BOSTON (Reuters) - Computer security experts have discovered a group of highly sophisticated computer hackers operating for hire, a U.S. computer security firm said on Tuesday, and it linked the group to some of the best-known cyber-espionage attacks out of China in recent years.
Symantec Corp said the hacker group, which it dubbed "Hidden Lynx," was among the most technically advanced of several dozen groups believed to be running cyber espionage operations out of China. Unlike a previous report by another company, Symantec did not allege Chinese government involvement in the cyberattacks.
Symantec's 28-page report said its researchers believe the Hidden Lynx group may have been involved with the 2009 Operation Aurora attacks, the most well-known cyber espionage campaign uncovered to date against U.S. companies.
In Operation Aurora, hackers attacked Google Inc and dozens of other companies including Adobe Systems Inc. Google disclosed the attacks in January 2010, in which hackers tried to read Gmail communications of human rights activists and also attempted to access and change source code at targeted companies.
Symantec researcher Liam O'Murchu said his firm was unable to determine which individuals were behind Hidden Lynx or if it was linked to the Chinese government.
A separate study, released in February from the U.S. computer security firm Mandiant, said a secretive unit of the Chinese military was engaged in cyber espionage on American companies. Beijing vehemently denied the accusations in that document, which contained photos of the building that Mandiant alleged was the unit's headquarters.
Symantec believes the group is based in China, O'Murchu said, because much of the infrastructure used to run the attacks is based there and because the malicious software was written using Chinese tools and with Chinese code.
The Symantec report also provides new details about who is behind several recent attacks, including a breach at cyber security firm Bit9 and follow-on attacks at three Bit9 clients.
It also connects Hidden Lynx to a major campaign dubbed Voho, which was discovered last year by the security firm RSA, which is owned by EMC Corp. Voho targeted hundreds of organizations including financial firms, technology and healthcare companies, defense contractors and government agencies.
Symantec described the Hidden Lynx group as a "professional organization" staffed by between 50 and 100 people with a variety of skills needed to breach networks and exfiltrate data.
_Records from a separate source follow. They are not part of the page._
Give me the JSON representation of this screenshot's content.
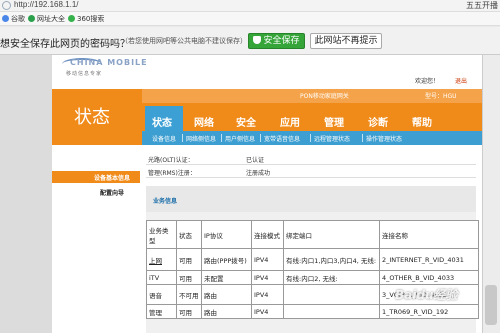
{
  "browser": {
    "url": "http://192.168.1.1/",
    "right_label": "五五开播",
    "favorites": [
      "谷歌",
      "网址大全",
      "360搜索"
    ]
  },
  "password_bar": {
    "question": "想安全保存此网页的密码吗？",
    "note": "（若您使用网吧等公共电脑不建议保存）",
    "save_label": "安全保存",
    "never_label": "此网站不再提示"
  },
  "header": {
    "brand": "CHINA MOBILE",
    "brand_sub": "移动信息专家",
    "welcome": "欢迎您！",
    "exit": "退出",
    "model": "PON移动家庭网关",
    "model_type": "型号：HGU",
    "section_title": "状态"
  },
  "menu": {
    "tabs": [
      "状态",
      "网络",
      "安全",
      "应用",
      "管理",
      "诊断",
      "帮助"
    ],
    "active": "状态"
  },
  "submenu": [
    "设备信息",
    "网络侧信息",
    "用户侧信息",
    "宽带语音信息",
    "远程管理状态",
    "操作管理状态"
  ],
  "sidebar": {
    "active": "设备基本信息",
    "items": [
      "配置向导"
    ]
  },
  "info_rows": [
    {
      "key": "光路(OLT)认证：",
      "value": "已认证"
    },
    {
      "key": "管理(RMS)注册：",
      "value": "注册成功"
    }
  ],
  "service": {
    "title": "业务信息",
    "columns": [
      "业务类型",
      "状态",
      "IP协议",
      "连接模式",
      "绑定端口",
      "连接名称"
    ],
    "rows": [
      [
        "上网",
        "可用",
        "路由(PPP拨号)",
        "IPV4",
        "有线:内口1,内口3,内口4, 无线:",
        "2_INTERNET_R_VID_4031"
      ],
      [
        "iTV",
        "可用",
        "未配置",
        "IPV4",
        "有线:内口2, 无线:",
        "4_OTHER_B_VID_4033"
      ],
      [
        "语音",
        "不可用",
        "路由",
        "IPV4",
        "",
        "3_VOIP_R_VID_4032"
      ],
      [
        "管理",
        "可用",
        "路由",
        "IPV4",
        "",
        "1_TR069_R_VID_192"
      ]
    ]
  },
  "watermark": "Baidu经验"
}
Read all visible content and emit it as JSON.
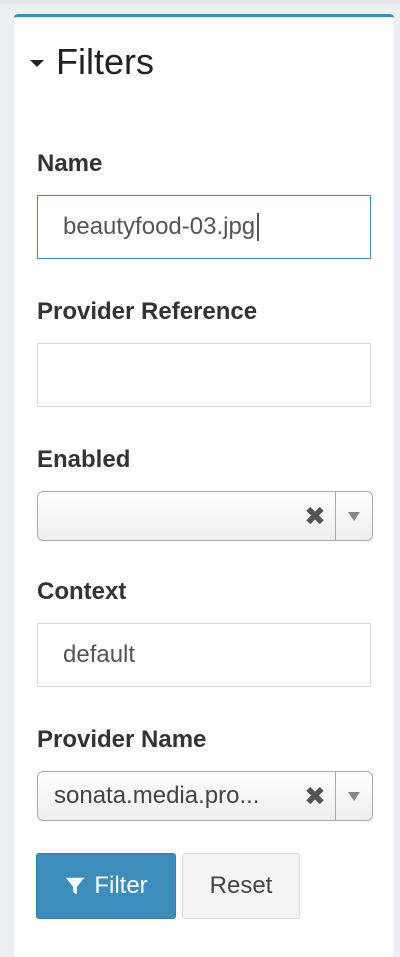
{
  "filters": {
    "title": "Filters",
    "fields": {
      "name": {
        "label": "Name",
        "value": "beautyfood-03.jpg"
      },
      "provider_reference": {
        "label": "Provider Reference",
        "value": ""
      },
      "enabled": {
        "label": "Enabled",
        "value": ""
      },
      "context": {
        "label": "Context",
        "value": "default"
      },
      "provider_name": {
        "label": "Provider Name",
        "value": "sonata.media.pro..."
      }
    },
    "buttons": {
      "filter": "Filter",
      "reset": "Reset"
    }
  },
  "colors": {
    "accent": "#3c8dbc",
    "border": "#d2d6de"
  },
  "icons": {
    "collapse": "caret-down-icon",
    "filter": "filter-funnel-icon",
    "clear": "close-icon",
    "dropdown": "chevron-down-icon"
  }
}
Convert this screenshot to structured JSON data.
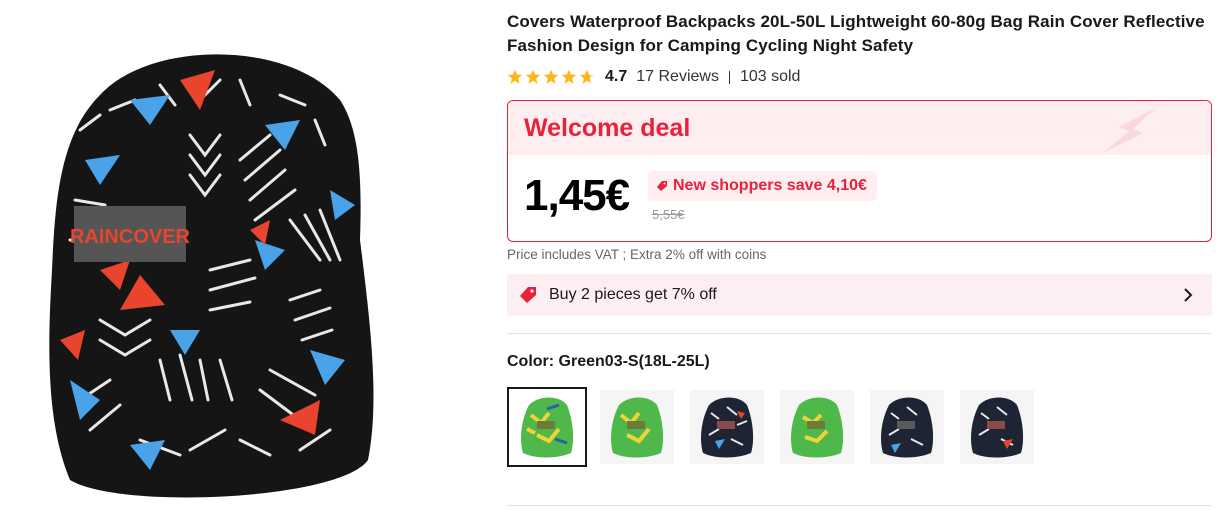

The arsenal of tools included Trojan Naid and Trojan Moudoor, which the gang use to siphon data from infected computers.
Symantec, which sells software and services to protect corporate and consumer computer systems from cyber attacks like the ones mentioned in the report, said Naid was also used by hackers in Operation Aurora.
The Hidden Lynx hackers "were either responsible for the Aurora attack or were working in conjunction with the Aurora attackers," O'Murchu said.
(Reporting by Jim Finkle; Editing by Richard Valdmanis and David Gregorio)